South Africa's rand steadied against the dollar on Friday but faced further losses after a turbulent week in which it hit its weakest levels in more than a year as investors spooked by debt woes in the U.S. and Europe fled to safer havens like the yen.
Government bonds also took a breather after demand rose sharply earlier in the week as market players pushed out their expectations for a domestic rate rise to mid-2012 on a dimmer outlook for the global and South African economy.
South Africa's broad-based stocks index rose over 1 percent on Friday, led by retailers such as Mr. Price, which were bolstered by U.S. retail sales' biggest gain in three months in July.
The rand was at 7.18 to the dollar by 1550 GMT, off its weakest level of the day of 7.29 and up 0.21 percent from Thursday's close.
The currency was set to close the week about 4 percent weaker than the greenback after a heavy global sell-off triggered by S&P's downgrade of U.S. debt.
"For next week, a lot still depends on what's going to happen in the U.S. and Europe," said Paul Chakaduka, a trader at Global Trader.
"What's worrying at the moment is that gold has pulled back a long way from its highs and that doesn't bode well for the rand. But at the same time we're seeing equity markets pushing higher ... and that should have a positive impact on the currency. I would say it could trade from around 7.25 to 7.00."
Government bonds edged lower after strong gains at the start of the week, and yields climbed higher in tandem, with the benchmark four-year issue closing up a basis point at 7.01 percent.
The yield on the longer-dated 2026 bond tacked on 1.5 basis points to 8.39 percent.
"I think it's just a bit of cutting of positions more than anything else," a bond trader said of Friday's slight sell-off.
"We're also hearing rumours that guys are speculating the National Health Insurance plan may increase issuance but it's too premature."
South Africa's government is mulling a health insurance scheme to give greater access to healthcare for the country's poor, which would require 125 billion rand in 2012, according to a government policy paper released on Thursday.
RETAILERS LEAD GAINERS
Johannesburg's index of general retailers gained 2.4 percent, with all but one firm rising. Furniture retailer Lewis Group fell 1 percent to 79.59 rand after saying debtor costs rose in the first quarter.
Mr. Price added 5 percent to 73 rand.
The Top-40, Johannesburg's index of blue chips, climbed 1.25 percent to 26,626.27, while the broader All-Share index rose 1.14 percent to 29,826.40.
"At this stage shares are looking so cheap, our markets are looking so depressed, (news) like that is definitely going to spur some buying," said Byron Lotter, portfolio manager at Vestact.
"The reason our market is up 1.1 percent is because of the catch up it is playing from the U.S. yesterday."
The retailers' has outperformed the All-Share, banks, and the general mining sector indices year-to-date.
Spot gold prices weighed on Johannesburg-listed bullion miners as the precious metal lost some of its lustre as a safe haven commodity with the return of some risk appetite.
Spot gold backtracked to $1,728.49 an ounce at 1539GMT from record highs in previous sessions.
Harmony Gold was the biggest percentage loser of gold miners.
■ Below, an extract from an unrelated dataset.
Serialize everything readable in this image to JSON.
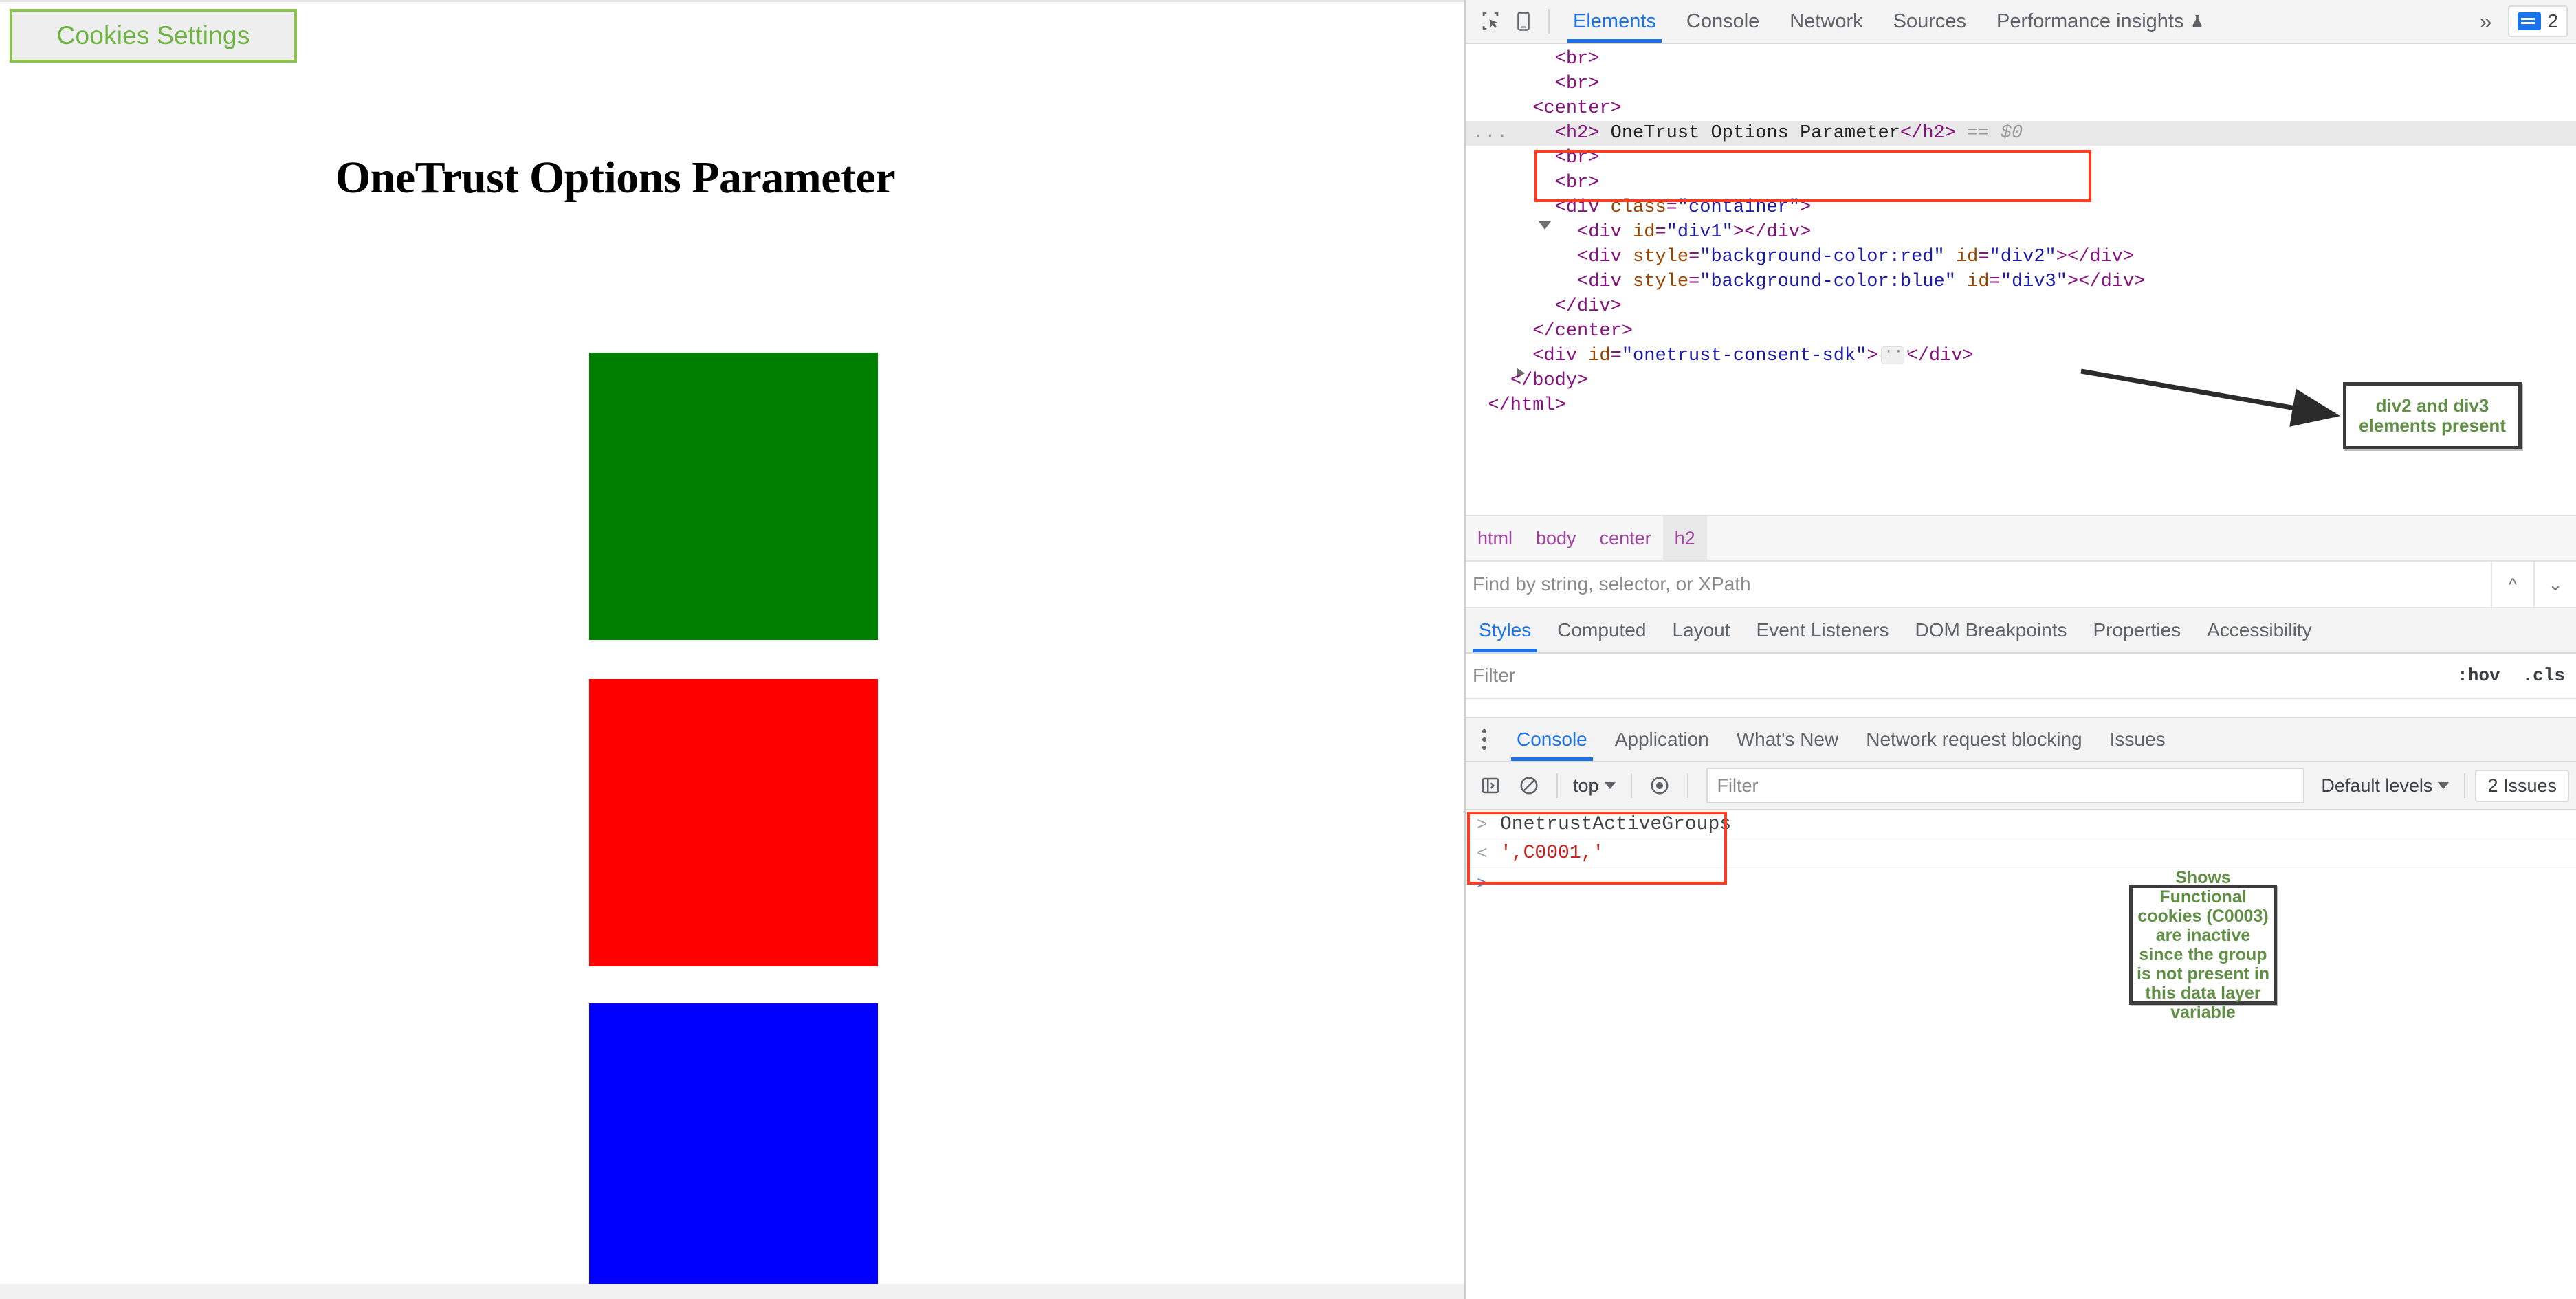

It shed 2.9 percent to 99 rand.
News that British insurer Old Mutual was still very intent on getting rid of its stake in Nedbank helped boost South Africa's fourth-largest lender by a total 2.8 percent, to 135.24 rand.